─── Dataset extract ───
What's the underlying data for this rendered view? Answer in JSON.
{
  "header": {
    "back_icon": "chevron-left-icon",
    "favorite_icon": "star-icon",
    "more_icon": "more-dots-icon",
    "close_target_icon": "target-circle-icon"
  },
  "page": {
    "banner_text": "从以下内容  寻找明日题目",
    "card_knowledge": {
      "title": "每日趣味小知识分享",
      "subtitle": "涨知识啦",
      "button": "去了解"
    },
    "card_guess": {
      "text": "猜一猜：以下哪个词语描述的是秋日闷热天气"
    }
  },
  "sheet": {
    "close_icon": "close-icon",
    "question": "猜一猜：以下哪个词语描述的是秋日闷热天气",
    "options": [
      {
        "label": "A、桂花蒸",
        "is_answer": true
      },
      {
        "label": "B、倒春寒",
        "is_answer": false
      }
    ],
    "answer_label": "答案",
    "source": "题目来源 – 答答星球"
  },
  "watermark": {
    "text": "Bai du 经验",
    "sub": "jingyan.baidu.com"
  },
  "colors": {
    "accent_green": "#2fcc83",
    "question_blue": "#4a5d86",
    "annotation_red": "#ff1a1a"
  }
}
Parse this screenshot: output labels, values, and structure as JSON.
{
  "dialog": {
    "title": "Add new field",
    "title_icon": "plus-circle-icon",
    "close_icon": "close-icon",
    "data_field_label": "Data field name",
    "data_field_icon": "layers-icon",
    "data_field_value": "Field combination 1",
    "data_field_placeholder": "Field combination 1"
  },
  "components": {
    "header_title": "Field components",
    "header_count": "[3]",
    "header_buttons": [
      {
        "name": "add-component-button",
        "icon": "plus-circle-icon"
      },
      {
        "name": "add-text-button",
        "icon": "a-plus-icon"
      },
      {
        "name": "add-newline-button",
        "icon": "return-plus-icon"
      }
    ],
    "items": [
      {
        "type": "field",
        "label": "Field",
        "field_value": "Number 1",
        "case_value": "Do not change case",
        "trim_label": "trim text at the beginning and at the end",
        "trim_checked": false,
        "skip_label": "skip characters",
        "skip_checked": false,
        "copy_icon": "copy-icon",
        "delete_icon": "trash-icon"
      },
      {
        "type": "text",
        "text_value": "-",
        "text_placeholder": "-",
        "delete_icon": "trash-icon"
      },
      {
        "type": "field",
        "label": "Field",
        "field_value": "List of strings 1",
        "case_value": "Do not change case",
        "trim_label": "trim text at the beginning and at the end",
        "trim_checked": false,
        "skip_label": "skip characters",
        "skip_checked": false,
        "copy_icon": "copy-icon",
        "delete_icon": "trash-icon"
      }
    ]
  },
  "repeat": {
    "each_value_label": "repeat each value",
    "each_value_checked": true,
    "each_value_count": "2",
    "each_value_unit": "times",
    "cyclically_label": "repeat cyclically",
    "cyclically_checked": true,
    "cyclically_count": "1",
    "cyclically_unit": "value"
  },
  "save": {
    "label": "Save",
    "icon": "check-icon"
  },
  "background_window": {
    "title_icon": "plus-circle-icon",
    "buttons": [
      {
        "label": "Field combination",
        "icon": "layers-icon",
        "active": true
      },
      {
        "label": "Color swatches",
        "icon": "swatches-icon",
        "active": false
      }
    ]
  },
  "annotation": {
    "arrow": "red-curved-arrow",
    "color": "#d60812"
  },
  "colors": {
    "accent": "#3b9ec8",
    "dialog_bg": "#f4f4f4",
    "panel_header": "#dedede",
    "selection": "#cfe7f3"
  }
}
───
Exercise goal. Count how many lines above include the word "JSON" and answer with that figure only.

Reply. 2